### Your task
All records below are to be repeated precisely, with nothing added.

### Data for processing
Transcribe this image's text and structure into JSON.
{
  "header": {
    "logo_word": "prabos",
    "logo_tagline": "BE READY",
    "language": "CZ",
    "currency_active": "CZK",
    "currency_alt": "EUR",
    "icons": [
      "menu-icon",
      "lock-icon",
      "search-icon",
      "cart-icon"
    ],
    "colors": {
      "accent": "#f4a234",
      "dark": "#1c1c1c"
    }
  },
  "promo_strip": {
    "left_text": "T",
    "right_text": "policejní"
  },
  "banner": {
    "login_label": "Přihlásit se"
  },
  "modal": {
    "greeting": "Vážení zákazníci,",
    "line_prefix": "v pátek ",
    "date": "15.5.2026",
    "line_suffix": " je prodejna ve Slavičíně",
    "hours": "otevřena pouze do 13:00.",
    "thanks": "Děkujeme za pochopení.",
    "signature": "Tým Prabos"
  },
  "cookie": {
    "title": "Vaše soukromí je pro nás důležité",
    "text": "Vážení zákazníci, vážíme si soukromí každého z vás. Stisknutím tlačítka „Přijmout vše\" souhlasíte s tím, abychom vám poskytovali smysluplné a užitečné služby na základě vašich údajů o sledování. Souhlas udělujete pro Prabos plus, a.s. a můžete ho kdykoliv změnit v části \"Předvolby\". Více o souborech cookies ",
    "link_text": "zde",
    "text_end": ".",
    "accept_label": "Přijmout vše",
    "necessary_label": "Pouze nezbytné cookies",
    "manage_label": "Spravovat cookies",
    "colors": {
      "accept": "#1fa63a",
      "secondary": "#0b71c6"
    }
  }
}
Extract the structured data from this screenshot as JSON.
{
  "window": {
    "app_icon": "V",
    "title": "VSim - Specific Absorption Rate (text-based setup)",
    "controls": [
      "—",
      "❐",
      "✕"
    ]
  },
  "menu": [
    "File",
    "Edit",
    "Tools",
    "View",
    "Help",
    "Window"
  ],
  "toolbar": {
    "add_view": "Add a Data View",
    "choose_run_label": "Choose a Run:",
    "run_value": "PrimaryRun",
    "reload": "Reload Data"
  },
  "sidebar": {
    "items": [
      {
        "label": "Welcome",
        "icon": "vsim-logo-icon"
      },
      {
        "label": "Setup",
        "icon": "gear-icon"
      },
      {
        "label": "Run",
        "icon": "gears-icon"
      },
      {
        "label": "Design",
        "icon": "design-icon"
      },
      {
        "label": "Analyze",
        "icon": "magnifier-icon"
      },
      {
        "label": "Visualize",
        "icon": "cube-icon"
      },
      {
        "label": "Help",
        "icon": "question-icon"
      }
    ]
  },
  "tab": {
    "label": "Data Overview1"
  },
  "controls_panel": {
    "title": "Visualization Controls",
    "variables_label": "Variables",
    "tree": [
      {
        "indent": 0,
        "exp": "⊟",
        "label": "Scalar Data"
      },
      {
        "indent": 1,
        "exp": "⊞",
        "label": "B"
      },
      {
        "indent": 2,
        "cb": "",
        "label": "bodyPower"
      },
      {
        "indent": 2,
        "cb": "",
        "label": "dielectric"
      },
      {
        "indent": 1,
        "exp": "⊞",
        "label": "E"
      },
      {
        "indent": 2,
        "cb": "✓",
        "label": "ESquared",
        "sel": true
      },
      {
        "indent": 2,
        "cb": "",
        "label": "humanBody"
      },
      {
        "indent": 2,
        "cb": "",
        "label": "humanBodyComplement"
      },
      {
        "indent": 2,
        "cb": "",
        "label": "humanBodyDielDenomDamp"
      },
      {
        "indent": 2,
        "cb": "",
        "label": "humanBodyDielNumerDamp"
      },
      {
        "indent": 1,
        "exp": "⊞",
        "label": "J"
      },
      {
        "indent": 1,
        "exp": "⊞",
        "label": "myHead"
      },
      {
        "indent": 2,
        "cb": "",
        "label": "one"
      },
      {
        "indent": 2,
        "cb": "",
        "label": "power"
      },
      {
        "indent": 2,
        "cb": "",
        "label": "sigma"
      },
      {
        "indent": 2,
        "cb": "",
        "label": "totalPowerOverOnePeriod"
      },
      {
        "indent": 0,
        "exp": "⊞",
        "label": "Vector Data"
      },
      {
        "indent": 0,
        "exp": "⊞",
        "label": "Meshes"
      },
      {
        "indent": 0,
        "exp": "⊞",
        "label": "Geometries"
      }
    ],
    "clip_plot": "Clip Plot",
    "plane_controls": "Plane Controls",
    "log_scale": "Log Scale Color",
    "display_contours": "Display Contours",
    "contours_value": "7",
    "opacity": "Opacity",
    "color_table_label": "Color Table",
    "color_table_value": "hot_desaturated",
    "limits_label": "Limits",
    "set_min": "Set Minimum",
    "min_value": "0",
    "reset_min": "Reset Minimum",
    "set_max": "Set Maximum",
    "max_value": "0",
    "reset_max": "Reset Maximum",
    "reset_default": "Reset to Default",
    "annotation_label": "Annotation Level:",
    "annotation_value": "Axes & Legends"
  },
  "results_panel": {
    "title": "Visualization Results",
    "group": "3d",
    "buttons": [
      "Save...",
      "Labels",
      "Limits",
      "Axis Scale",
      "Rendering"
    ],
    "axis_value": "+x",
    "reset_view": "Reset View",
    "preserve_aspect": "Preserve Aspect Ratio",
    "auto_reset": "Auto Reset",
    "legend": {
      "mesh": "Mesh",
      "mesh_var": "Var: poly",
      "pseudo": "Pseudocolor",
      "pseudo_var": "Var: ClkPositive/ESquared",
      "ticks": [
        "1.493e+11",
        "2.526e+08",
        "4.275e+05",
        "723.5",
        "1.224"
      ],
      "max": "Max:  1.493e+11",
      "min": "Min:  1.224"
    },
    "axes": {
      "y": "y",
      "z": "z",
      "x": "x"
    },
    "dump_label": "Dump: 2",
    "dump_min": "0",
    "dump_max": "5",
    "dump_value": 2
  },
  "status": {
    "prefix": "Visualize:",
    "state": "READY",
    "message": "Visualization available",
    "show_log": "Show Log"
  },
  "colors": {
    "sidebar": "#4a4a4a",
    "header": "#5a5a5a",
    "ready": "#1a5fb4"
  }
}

### Response for this exercise
Transcribe this image's text and structure into JSON.
{
  "header": {
    "logo_word": "prabos",
    "logo_tagline": "BE READY",
    "language": "CZ",
    "currency_active": "CZK",
    "currency_alt": "EUR",
    "icons": [
      "menu-icon",
      "lock-icon",
      "search-icon",
      "cart-icon"
    ],
    "colors": {
      "accent": "#f4a234",
      "dark": "#1c1c1c"
    }
  },
  "promo_strip": {
    "left_text": "T",
    "right_text": "policejní"
  },
  "banner": {
    "login_label": "Přihlásit se"
  },
  "modal": {
    "greeting": "Vážení zákazníci,",
    "line_prefix": "v pátek ",
    "date": "15.5.2026",
    "line_suffix": " je prodejna ve Slavičíně",
    "hours": "otevřena pouze do 13:00.",
    "thanks": "Děkujeme za pochopení.",
    "signature": "Tým Prabos"
  },
  "cookie": {
    "title": "Vaše soukromí je pro nás důležité",
    "text": "Vážení zákazníci, vážíme si soukromí každého z vás. Stisknutím tlačítka „Přijmout vše\" souhlasíte s tím, abychom vám poskytovali smysluplné a užitečné služby na základě vašich údajů o sledování. Souhlas udělujete pro Prabos plus, a.s. a můžete ho kdykoliv změnit v části \"Předvolby\". Více o souborech cookies ",
    "link_text": "zde",
    "text_end": ".",
    "accept_label": "Přijmout vše",
    "necessary_label": "Pouze nezbytné cookies",
    "manage_label": "Spravovat cookies",
    "colors": {
      "accept": "#1fa63a",
      "secondary": "#0b71c6"
    }
  }
}
Extract the structured data from this screenshot as JSON.
{
  "window": {
    "app_icon": "V",
    "title": "VSim - Specific Absorption Rate (text-based setup)",
    "controls": [
      "—",
      "❐",
      "✕"
    ]
  },
  "menu": [
    "File",
    "Edit",
    "Tools",
    "View",
    "Help",
    "Window"
  ],
  "toolbar": {
    "add_view": "Add a Data View",
    "choose_run_label": "Choose a Run:",
    "run_value": "PrimaryRun",
    "reload": "Reload Data"
  },
  "sidebar": {
    "items": [
      {
        "label": "Welcome",
        "icon": "vsim-logo-icon"
      },
      {
        "label": "Setup",
        "icon": "gear-icon"
      },
      {
        "label": "Run",
        "icon": "gears-icon"
      },
      {
        "label": "Design",
        "icon": "design-icon"
      },
      {
        "label": "Analyze",
        "icon": "magnifier-icon"
      },
      {
        "label": "Visualize",
        "icon": "cube-icon"
      },
      {
        "label": "Help",
        "icon": "question-icon"
      }
    ]
  },
  "tab": {
    "label": "Data Overview1"
  },
  "controls_panel": {
    "title": "Visualization Controls",
    "variables_label": "Variables",
    "tree": [
      {
        "indent": 0,
        "exp": "⊟",
        "label": "Scalar Data"
      },
      {
        "indent": 1,
        "exp": "⊞",
        "label": "B"
      },
      {
        "indent": 2,
        "cb": "",
        "label": "bodyPower"
      },
      {
        "indent": 2,
        "cb": "",
        "label": "dielectric"
      },
      {
        "indent": 1,
        "exp": "⊞",
        "label": "E"
      },
      {
        "indent": 2,
        "cb": "✓",
        "label": "ESquared",
        "sel": true
      },
      {
        "indent": 2,
        "cb": "",
        "label": "humanBody"
      },
      {
        "indent": 2,
        "cb": "",
        "label": "humanBodyComplement"
      },
      {
        "indent": 2,
        "cb": "",
        "label": "humanBodyDielDenomDamp"
      },
      {
        "indent": 2,
        "cb": "",
        "label": "humanBodyDielNumerDamp"
      },
      {
        "indent": 1,
        "exp": "⊞",
        "label": "J"
      },
      {
        "indent": 1,
        "exp": "⊞",
        "label": "myHead"
      },
      {
        "indent": 2,
        "cb": "",
        "label": "one"
      },
      {
        "indent": 2,
        "cb": "",
        "label": "power"
      },
      {
        "indent": 2,
        "cb": "",
        "label": "sigma"
      },
      {
        "indent": 2,
        "cb": "",
        "label": "totalPowerOverOnePeriod"
      },
      {
        "indent": 0,
        "exp": "⊞",
        "label": "Vector Data"
      },
      {
        "indent": 0,
        "exp": "⊞",
        "label": "Meshes"
      },
      {
        "indent": 0,
        "exp": "⊞",
        "label": "Geometries"
      }
    ],
    "clip_plot": "Clip Plot",
    "plane_controls": "Plane Controls",
    "log_scale": "Log Scale Color",
    "display_contours": "Display Contours",
    "contours_value": "7",
    "opacity": "Opacity",
    "color_table_label": "Color Table",
    "color_table_value": "hot_desaturated",
    "limits_label": "Limits",
    "set_min": "Set Minimum",
    "min_value": "0",
    "reset_min": "Reset Minimum",
    "set_max": "Set Maximum",
    "max_value": "0",
    "reset_max": "Reset Maximum",
    "reset_default": "Reset to Default",
    "annotation_label": "Annotation Level:",
    "annotation_value": "Axes & Legends"
  },
  "results_panel": {
    "title": "Visualization Results",
    "group": "3d",
    "buttons": [
      "Save...",
      "Labels",
      "Limits",
      "Axis Scale",
      "Rendering"
    ],
    "axis_value": "+x",
    "reset_view": "Reset View",
    "preserve_aspect": "Preserve Aspect Ratio",
    "auto_reset": "Auto Reset",
    "legend": {
      "mesh": "Mesh",
      "mesh_var": "Var: poly",
      "pseudo": "Pseudocolor",
      "pseudo_var": "Var: ClkPositive/ESquared",
      "ticks": [
        "1.493e+11",
        "2.526e+08",
        "4.275e+05",
        "723.5",
        "1.224"
      ],
      "max": "Max:  1.493e+11",
      "min": "Min:  1.224"
    },
    "axes": {
      "y": "y",
      "z": "z",
      "x": "x"
    },
    "dump_label": "Dump: 2",
    "dump_min": "0",
    "dump_max": "5",
    "dump_value": 2
  },
  "status": {
    "prefix": "Visualize:",
    "state": "READY",
    "message": "Visualization available",
    "show_log": "Show Log"
  },
  "colors": {
    "sidebar": "#4a4a4a",
    "header": "#5a5a5a",
    "ready": "#1a5fb4"
  }
}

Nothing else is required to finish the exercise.